**Description of the task**: Each line of the listing that contains "value" should be found and copied.
>>>
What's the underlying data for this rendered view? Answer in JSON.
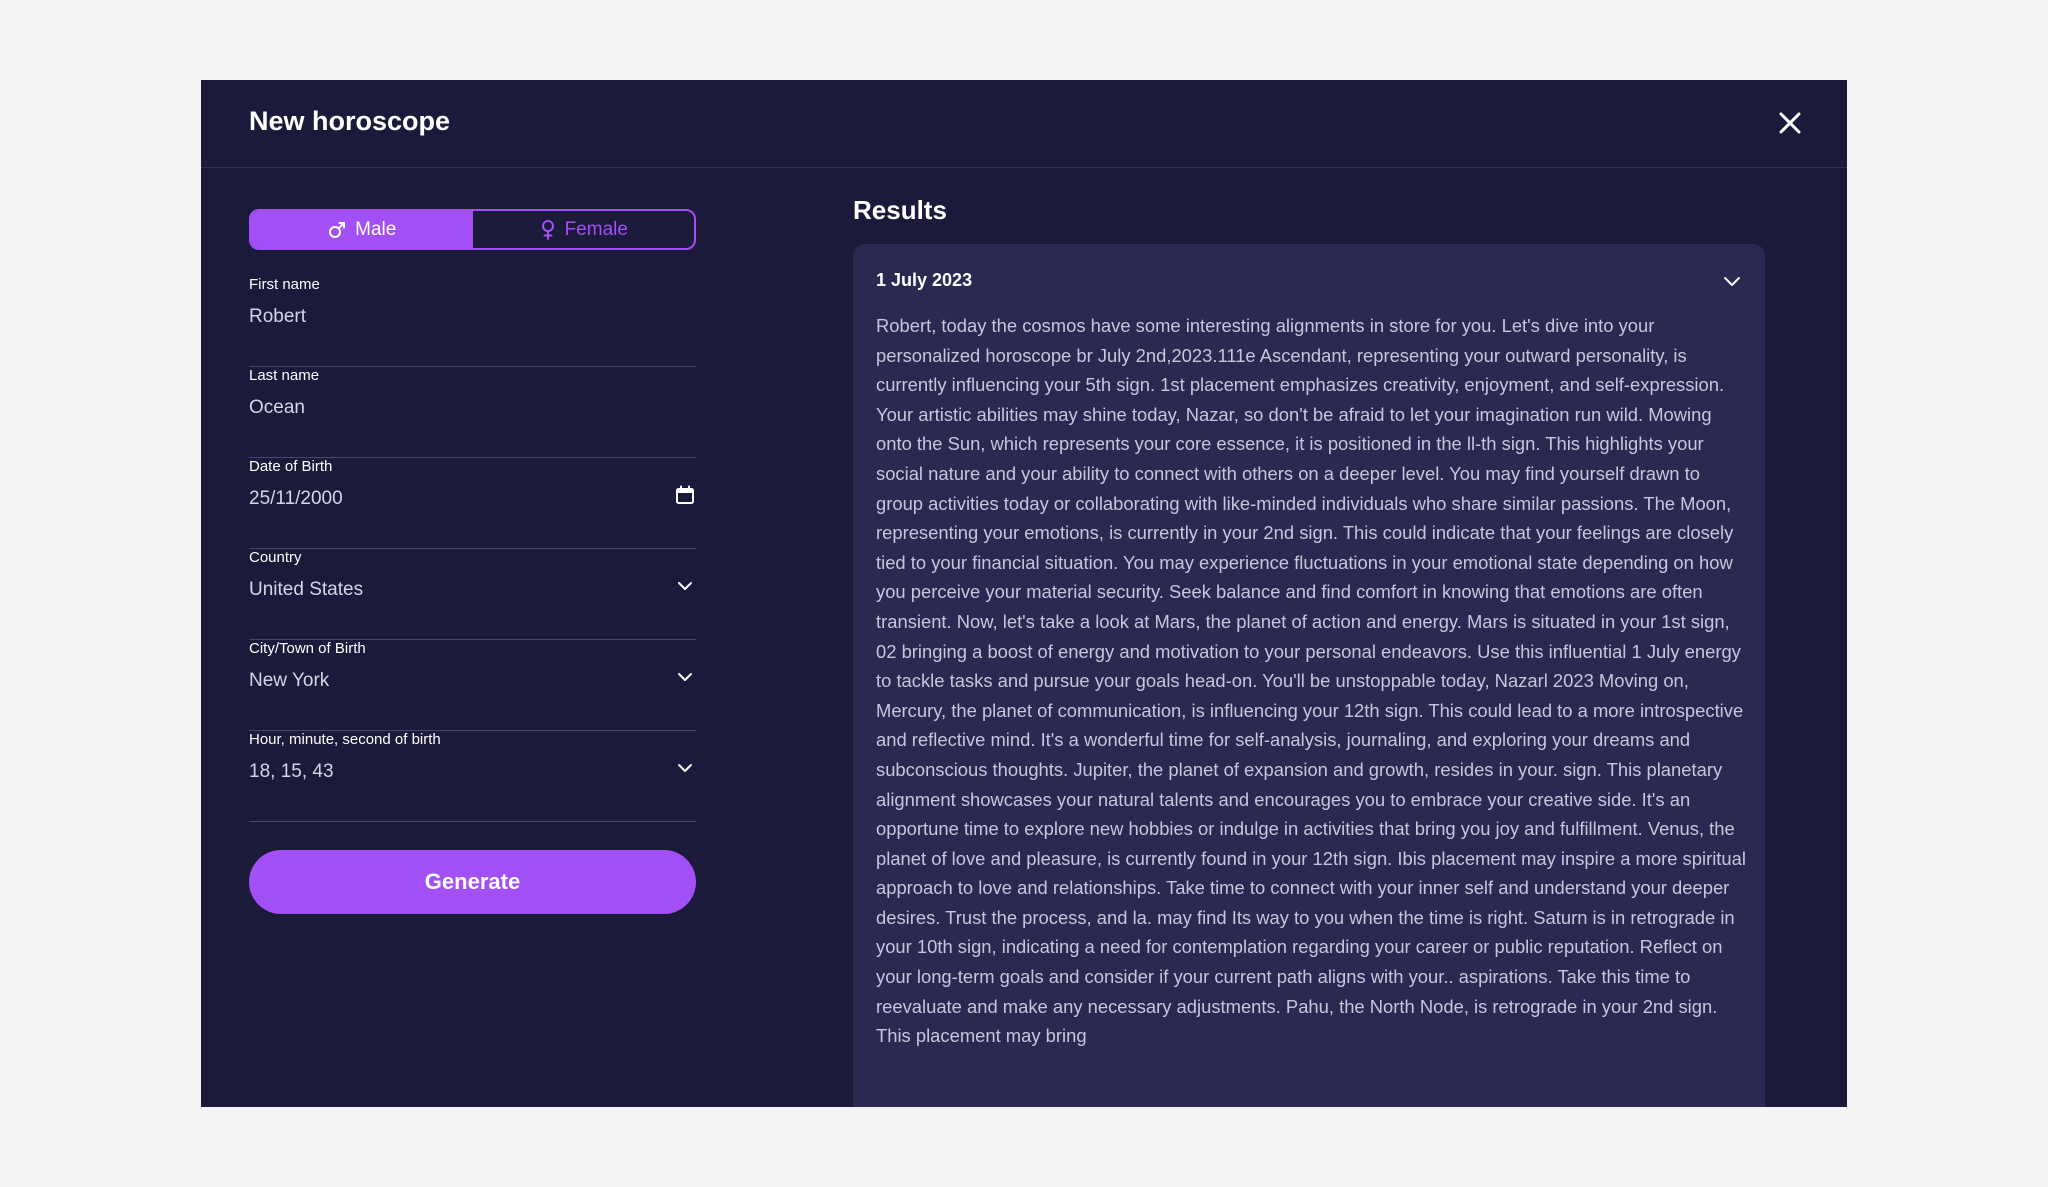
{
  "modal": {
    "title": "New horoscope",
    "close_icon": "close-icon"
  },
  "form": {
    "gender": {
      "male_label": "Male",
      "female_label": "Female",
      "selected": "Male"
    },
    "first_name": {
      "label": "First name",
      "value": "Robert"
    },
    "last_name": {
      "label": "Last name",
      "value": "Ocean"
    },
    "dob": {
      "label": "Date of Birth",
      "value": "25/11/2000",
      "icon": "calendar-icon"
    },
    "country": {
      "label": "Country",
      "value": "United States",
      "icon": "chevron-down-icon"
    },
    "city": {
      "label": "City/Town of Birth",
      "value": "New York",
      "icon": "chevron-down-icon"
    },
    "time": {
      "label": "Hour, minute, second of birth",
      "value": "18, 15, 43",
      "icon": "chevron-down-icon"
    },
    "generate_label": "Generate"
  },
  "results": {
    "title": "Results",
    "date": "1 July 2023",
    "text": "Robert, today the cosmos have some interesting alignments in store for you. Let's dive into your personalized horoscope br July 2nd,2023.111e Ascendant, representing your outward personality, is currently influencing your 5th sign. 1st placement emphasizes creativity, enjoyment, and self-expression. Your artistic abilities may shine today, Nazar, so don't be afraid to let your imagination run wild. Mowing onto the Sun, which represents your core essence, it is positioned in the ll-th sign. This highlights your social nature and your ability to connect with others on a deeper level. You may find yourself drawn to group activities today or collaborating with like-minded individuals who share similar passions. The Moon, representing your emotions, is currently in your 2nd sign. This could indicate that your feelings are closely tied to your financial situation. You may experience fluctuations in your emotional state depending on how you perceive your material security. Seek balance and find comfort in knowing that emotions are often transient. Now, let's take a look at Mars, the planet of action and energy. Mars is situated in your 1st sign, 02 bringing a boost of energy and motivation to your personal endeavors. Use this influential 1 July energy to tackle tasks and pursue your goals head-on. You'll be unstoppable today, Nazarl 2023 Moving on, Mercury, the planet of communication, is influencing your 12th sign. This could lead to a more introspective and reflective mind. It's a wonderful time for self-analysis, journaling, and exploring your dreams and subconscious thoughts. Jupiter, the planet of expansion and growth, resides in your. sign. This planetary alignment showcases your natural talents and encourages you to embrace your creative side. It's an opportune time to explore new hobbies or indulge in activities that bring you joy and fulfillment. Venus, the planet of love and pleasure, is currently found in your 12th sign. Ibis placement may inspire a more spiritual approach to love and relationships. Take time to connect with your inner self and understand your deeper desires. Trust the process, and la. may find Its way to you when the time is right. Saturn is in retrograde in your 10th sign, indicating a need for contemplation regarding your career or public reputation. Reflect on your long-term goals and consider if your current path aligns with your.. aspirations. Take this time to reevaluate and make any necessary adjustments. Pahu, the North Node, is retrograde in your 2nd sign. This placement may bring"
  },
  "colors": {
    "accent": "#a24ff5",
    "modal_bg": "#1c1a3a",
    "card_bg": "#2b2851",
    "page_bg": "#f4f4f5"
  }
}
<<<
**Answer to this exercise**:
      "value": "Robert"
      "value": "Ocean"
      "value": "25/11/2000",
      "value": "United States",
      "value": "New York",
      "value": "18, 15, 43",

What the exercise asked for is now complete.